Given Spielberg's Oscar-y track record, it comes to the big screen with loads of prestige (note the Christmas Day release date) and the promise that the film version will be the best possible incarnation of the story.
I doubt that. War Horse is a lovely film, to be sure. But given its examination of the ugliness of war, it seems pertinent to ask: Should it be so very lovely?
Spielberg pulls out all the stops early on. The setting: English countryside. Cue the lyrical pseudo-Vaughn Williams strings, courtesy of composer John Williams, as we are introduced to the horse Joey as he is born. The beautiful beast falls into the hands of an alcoholic farmer (Peter Mullan) too proud to relinquish the horse to his rich landlord (David Thewlis) at auction.

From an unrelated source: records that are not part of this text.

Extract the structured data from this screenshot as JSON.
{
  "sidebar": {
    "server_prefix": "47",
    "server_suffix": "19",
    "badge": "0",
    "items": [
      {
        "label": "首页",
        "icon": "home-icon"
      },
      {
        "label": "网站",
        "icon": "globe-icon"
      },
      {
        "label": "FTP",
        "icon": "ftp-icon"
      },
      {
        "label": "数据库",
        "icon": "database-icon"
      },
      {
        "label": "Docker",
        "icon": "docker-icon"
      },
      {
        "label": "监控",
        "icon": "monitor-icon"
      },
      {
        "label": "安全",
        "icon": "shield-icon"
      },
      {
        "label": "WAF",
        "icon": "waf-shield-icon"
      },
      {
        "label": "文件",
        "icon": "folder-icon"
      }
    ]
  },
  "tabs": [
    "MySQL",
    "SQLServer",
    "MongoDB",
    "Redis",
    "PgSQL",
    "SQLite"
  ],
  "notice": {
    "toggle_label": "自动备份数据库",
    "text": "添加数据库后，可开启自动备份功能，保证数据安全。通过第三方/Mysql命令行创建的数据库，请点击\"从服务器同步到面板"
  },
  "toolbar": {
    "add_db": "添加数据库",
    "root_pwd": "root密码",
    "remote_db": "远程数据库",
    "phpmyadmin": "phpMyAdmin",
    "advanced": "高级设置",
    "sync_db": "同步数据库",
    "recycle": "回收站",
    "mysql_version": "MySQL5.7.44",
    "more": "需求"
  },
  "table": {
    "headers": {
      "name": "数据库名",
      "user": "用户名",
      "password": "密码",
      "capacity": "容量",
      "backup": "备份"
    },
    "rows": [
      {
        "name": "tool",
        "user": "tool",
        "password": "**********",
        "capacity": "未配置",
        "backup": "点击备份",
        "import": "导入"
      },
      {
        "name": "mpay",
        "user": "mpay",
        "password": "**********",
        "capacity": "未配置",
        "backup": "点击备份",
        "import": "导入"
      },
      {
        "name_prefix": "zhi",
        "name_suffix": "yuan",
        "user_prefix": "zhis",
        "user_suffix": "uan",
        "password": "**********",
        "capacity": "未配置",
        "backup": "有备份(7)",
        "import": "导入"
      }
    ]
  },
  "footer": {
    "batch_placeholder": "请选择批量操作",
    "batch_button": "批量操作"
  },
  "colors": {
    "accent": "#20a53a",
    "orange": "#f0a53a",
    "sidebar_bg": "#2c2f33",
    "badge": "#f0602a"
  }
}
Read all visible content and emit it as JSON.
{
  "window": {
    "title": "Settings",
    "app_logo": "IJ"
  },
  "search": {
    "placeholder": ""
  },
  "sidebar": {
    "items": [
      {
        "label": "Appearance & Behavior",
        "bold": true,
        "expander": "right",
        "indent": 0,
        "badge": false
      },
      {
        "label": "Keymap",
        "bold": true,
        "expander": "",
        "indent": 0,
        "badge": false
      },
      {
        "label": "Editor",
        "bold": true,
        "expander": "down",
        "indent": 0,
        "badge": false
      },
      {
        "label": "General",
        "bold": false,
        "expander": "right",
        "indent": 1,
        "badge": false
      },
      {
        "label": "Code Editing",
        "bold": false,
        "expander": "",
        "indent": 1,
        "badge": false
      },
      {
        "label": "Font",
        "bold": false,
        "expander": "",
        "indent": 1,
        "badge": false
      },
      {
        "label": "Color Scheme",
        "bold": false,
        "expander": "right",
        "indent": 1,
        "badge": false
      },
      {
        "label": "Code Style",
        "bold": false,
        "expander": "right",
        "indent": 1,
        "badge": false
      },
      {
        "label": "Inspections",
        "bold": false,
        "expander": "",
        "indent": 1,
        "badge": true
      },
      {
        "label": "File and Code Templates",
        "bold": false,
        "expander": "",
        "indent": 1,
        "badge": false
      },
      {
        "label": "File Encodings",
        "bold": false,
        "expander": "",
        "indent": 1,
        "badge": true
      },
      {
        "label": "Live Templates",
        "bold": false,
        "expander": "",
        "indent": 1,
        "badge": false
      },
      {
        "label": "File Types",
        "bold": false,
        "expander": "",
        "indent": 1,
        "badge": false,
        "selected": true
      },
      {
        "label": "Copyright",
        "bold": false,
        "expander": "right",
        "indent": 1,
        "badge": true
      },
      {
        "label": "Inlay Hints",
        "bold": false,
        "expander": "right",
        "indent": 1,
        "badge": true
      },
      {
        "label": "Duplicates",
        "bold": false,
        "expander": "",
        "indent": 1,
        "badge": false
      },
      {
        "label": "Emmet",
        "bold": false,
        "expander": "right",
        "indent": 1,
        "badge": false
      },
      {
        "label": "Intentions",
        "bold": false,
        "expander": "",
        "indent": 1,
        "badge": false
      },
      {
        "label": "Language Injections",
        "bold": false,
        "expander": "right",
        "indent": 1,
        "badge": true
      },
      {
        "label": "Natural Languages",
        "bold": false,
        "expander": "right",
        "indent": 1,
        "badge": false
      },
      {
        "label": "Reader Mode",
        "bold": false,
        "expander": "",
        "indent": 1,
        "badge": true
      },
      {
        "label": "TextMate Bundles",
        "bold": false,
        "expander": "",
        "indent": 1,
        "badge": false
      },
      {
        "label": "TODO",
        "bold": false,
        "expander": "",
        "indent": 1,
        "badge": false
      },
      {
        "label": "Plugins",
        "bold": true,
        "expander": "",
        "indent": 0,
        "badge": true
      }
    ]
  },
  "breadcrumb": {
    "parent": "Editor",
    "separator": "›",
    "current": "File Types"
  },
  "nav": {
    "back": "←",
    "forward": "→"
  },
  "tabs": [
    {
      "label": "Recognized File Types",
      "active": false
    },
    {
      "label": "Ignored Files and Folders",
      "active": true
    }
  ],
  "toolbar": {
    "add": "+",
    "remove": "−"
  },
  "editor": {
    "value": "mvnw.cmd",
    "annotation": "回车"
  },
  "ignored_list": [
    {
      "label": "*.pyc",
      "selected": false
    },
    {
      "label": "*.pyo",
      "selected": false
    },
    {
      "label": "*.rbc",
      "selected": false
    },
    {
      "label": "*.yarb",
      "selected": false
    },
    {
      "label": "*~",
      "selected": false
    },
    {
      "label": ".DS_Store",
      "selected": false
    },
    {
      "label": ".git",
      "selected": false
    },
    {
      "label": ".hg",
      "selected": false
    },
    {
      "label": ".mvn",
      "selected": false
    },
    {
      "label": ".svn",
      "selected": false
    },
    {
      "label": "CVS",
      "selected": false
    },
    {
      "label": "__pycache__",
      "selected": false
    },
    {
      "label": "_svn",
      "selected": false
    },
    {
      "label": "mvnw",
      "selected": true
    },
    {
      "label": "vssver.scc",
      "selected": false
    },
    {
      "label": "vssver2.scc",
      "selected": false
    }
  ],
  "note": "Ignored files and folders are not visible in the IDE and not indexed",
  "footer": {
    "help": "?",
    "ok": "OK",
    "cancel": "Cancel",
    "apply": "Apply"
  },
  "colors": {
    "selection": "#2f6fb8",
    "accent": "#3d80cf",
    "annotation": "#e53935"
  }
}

Fortunately, the farmer's son Albert (Jeremy Irvine) has already fallen for the horse and vows to do anything he can to keep him, including training him for the grunt work of plowing a rocky field.
But war looms in Europe and soon the horse is transferred into the possession of an English cavalry captain (Tom Hiddleston). Call Joey a draft horse.
The captain is all very conscientious and gallant, but the face of combat changed in the First World War, and Spielberg duly portrays the transition in a scene in which an old-fashioned cavalry charge collides with the 20th century in the form of a barrage of machine gun fire.
Suddenly in the possession of Germans, Joey is stolen by a pair of young brothers who attempt to desert. And the horse winds up under the protection of a Dutch farmer (Niels Arestrup) before being taken by more villainous Germans, who hook him up to cart heavy artillery uphill. Joey unknowingly switches allegiances again, only to wind up in the vicinity of young Albert, who has evidently joined the army with the express purpose of finding his horse.
Photographed for maximum lushness by Janusz Kaminski (Schindler's List), War Horse again is a lovely looking film, but that loveliness is at odds with the story on multiple levels. A view of war as seen through the eyes of an animal would surely be a horror movie and not a pseudo-inspirational drama.
Spielberg and screenwriters Richard Curtis and Lee Hall extend the romantic fallacy to providing Joey with an equine pal with whom he might play out anthropomorphic notions of friendship and sacrifice among the horsy set.
One cannot fault the film's production, which is superb, and makes for an esthetically pleasing time at the movies. It's all so beautiful and stirring -- and as false as the promise of adventure and glory that drew all those young men into the war in the first place.